WHAT TO WORK ON -
So that the copy matches the original, retype each line of the material below exactly.

INPUT -
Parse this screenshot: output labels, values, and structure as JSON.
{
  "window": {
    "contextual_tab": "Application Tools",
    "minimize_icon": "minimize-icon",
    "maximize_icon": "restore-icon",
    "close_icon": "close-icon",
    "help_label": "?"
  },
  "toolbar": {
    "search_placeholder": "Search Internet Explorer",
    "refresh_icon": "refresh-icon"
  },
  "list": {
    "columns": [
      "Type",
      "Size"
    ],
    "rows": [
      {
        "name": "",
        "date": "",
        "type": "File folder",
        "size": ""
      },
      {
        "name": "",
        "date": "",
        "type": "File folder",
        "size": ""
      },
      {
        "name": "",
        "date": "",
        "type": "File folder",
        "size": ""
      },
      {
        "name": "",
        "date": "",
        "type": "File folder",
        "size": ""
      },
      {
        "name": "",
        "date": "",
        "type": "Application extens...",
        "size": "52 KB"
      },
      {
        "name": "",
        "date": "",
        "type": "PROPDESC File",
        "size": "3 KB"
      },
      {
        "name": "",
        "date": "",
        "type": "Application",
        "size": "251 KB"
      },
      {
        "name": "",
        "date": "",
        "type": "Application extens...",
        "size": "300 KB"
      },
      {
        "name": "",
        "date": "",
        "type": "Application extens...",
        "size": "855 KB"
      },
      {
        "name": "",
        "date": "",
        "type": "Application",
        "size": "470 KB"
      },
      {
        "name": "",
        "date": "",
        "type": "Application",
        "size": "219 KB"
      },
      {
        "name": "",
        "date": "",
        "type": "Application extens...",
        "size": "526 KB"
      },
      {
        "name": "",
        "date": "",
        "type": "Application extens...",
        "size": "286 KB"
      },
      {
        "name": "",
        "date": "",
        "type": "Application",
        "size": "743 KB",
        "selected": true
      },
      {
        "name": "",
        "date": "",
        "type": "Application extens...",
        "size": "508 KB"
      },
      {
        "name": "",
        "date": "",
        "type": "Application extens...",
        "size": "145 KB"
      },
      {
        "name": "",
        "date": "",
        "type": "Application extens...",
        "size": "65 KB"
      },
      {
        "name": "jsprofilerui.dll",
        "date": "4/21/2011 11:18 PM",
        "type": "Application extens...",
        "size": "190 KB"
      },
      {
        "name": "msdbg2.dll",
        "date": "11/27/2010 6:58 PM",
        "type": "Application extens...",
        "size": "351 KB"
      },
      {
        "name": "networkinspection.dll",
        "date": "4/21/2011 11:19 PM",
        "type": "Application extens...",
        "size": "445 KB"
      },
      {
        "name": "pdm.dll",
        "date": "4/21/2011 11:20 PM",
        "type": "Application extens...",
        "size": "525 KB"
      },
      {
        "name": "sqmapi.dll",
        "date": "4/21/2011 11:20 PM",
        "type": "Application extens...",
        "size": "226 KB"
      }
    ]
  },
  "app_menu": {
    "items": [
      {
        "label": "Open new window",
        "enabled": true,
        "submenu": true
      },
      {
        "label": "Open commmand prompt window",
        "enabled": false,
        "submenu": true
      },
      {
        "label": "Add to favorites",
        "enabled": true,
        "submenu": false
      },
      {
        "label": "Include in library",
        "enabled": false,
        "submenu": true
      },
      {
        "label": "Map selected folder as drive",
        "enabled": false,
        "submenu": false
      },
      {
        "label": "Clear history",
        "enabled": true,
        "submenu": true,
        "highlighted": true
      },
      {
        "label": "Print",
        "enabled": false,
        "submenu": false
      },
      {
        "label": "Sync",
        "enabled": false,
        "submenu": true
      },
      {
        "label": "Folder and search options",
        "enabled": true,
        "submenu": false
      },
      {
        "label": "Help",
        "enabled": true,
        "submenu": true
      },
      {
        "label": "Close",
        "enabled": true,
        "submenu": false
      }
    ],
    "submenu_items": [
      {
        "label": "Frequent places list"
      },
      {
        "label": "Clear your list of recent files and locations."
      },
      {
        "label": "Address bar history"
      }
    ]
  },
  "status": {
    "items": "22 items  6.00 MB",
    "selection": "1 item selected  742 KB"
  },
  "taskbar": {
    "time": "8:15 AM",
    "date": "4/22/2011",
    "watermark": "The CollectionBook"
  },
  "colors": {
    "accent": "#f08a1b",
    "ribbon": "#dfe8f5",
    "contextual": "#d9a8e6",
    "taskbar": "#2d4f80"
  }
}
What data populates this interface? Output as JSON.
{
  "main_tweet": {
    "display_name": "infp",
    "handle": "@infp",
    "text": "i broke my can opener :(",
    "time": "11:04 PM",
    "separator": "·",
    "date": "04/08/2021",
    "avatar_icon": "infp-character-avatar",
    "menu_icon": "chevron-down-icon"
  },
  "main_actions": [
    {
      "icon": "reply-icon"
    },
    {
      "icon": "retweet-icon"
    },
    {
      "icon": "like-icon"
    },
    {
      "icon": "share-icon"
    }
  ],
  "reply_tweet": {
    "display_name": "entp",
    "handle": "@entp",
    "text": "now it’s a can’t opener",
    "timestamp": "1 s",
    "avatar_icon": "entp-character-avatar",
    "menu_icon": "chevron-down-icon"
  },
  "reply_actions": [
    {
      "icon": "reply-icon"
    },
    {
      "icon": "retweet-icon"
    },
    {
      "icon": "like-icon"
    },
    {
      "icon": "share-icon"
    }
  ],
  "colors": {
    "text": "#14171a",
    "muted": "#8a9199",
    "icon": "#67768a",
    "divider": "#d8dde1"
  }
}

TASK RESULT -
Parse this screenshot: output labels, values, and structure as JSON.
{
  "window": {
    "contextual_tab": "Application Tools",
    "minimize_icon": "minimize-icon",
    "maximize_icon": "restore-icon",
    "close_icon": "close-icon",
    "help_label": "?"
  },
  "toolbar": {
    "search_placeholder": "Search Internet Explorer",
    "refresh_icon": "refresh-icon"
  },
  "list": {
    "columns": [
      "Type",
      "Size"
    ],
    "rows": [
      {
        "name": "",
        "date": "",
        "type": "File folder",
        "size": ""
      },
      {
        "name": "",
        "date": "",
        "type": "File folder",
        "size": ""
      },
      {
        "name": "",
        "date": "",
        "type": "File folder",
        "size": ""
      },
      {
        "name": "",
        "date": "",
        "type": "File folder",
        "size": ""
      },
      {
        "name": "",
        "date": "",
        "type": "Application extens...",
        "size": "52 KB"
      },
      {
        "name": "",
        "date": "",
        "type": "PROPDESC File",
        "size": "3 KB"
      },
      {
        "name": "",
        "date": "",
        "type": "Application",
        "size": "251 KB"
      },
      {
        "name": "",
        "date": "",
        "type": "Application extens...",
        "size": "300 KB"
      },
      {
        "name": "",
        "date": "",
        "type": "Application extens...",
        "size": "855 KB"
      },
      {
        "name": "",
        "date": "",
        "type": "Application",
        "size": "470 KB"
      },
      {
        "name": "",
        "date": "",
        "type": "Application",
        "size": "219 KB"
      },
      {
        "name": "",
        "date": "",
        "type": "Application extens...",
        "size": "526 KB"
      },
      {
        "name": "",
        "date": "",
        "type": "Application extens...",
        "size": "286 KB"
      },
      {
        "name": "",
        "date": "",
        "type": "Application",
        "size": "743 KB",
        "selected": true
      },
      {
        "name": "",
        "date": "",
        "type": "Application extens...",
        "size": "508 KB"
      },
      {
        "name": "",
        "date": "",
        "type": "Application extens...",
        "size": "145 KB"
      },
      {
        "name": "",
        "date": "",
        "type": "Application extens...",
        "size": "65 KB"
      },
      {
        "name": "jsprofilerui.dll",
        "date": "4/21/2011 11:18 PM",
        "type": "Application extens...",
        "size": "190 KB"
      },
      {
        "name": "msdbg2.dll",
        "date": "11/27/2010 6:58 PM",
        "type": "Application extens...",
        "size": "351 KB"
      },
      {
        "name": "networkinspection.dll",
        "date": "4/21/2011 11:19 PM",
        "type": "Application extens...",
        "size": "445 KB"
      },
      {
        "name": "pdm.dll",
        "date": "4/21/2011 11:20 PM",
        "type": "Application extens...",
        "size": "525 KB"
      },
      {
        "name": "sqmapi.dll",
        "date": "4/21/2011 11:20 PM",
        "type": "Application extens...",
        "size": "226 KB"
      }
    ]
  },
  "app_menu": {
    "items": [
      {
        "label": "Open new window",
        "enabled": true,
        "submenu": true
      },
      {
        "label": "Open commmand prompt window",
        "enabled": false,
        "submenu": true
      },
      {
        "label": "Add to favorites",
        "enabled": true,
        "submenu": false
      },
      {
        "label": "Include in library",
        "enabled": false,
        "submenu": true
      },
      {
        "label": "Map selected folder as drive",
        "enabled": false,
        "submenu": false
      },
      {
        "label": "Clear history",
        "enabled": true,
        "submenu": true,
        "highlighted": true
      },
      {
        "label": "Print",
        "enabled": false,
        "submenu": false
      },
      {
        "label": "Sync",
        "enabled": false,
        "submenu": true
      },
      {
        "label": "Folder and search options",
        "enabled": true,
        "submenu": false
      },
      {
        "label": "Help",
        "enabled": true,
        "submenu": true
      },
      {
        "label": "Close",
        "enabled": true,
        "submenu": false
      }
    ],
    "submenu_items": [
      {
        "label": "Frequent places list"
      },
      {
        "label": "Clear your list of recent files and locations."
      },
      {
        "label": "Address bar history"
      }
    ]
  },
  "status": {
    "items": "22 items  6.00 MB",
    "selection": "1 item selected  742 KB"
  },
  "taskbar": {
    "time": "8:15 AM",
    "date": "4/22/2011",
    "watermark": "The CollectionBook"
  },
  "colors": {
    "accent": "#f08a1b",
    "ribbon": "#dfe8f5",
    "contextual": "#d9a8e6",
    "taskbar": "#2d4f80"
  }
}
What data populates this interface? Output as JSON.
{
  "main_tweet": {
    "display_name": "infp",
    "handle": "@infp",
    "text": "i broke my can opener :(",
    "time": "11:04 PM",
    "separator": "·",
    "date": "04/08/2021",
    "avatar_icon": "infp-character-avatar",
    "menu_icon": "chevron-down-icon"
  },
  "main_actions": [
    {
      "icon": "reply-icon"
    },
    {
      "icon": "retweet-icon"
    },
    {
      "icon": "like-icon"
    },
    {
      "icon": "share-icon"
    }
  ],
  "reply_tweet": {
    "display_name": "entp",
    "handle": "@entp",
    "text": "now it’s a can’t opener",
    "timestamp": "1 s",
    "avatar_icon": "entp-character-avatar",
    "menu_icon": "chevron-down-icon"
  },
  "reply_actions": [
    {
      "icon": "reply-icon"
    },
    {
      "icon": "retweet-icon"
    },
    {
      "icon": "like-icon"
    },
    {
      "icon": "share-icon"
    }
  ],
  "colors": {
    "text": "#14171a",
    "muted": "#8a9199",
    "icon": "#67768a",
    "divider": "#d8dde1"
  }
}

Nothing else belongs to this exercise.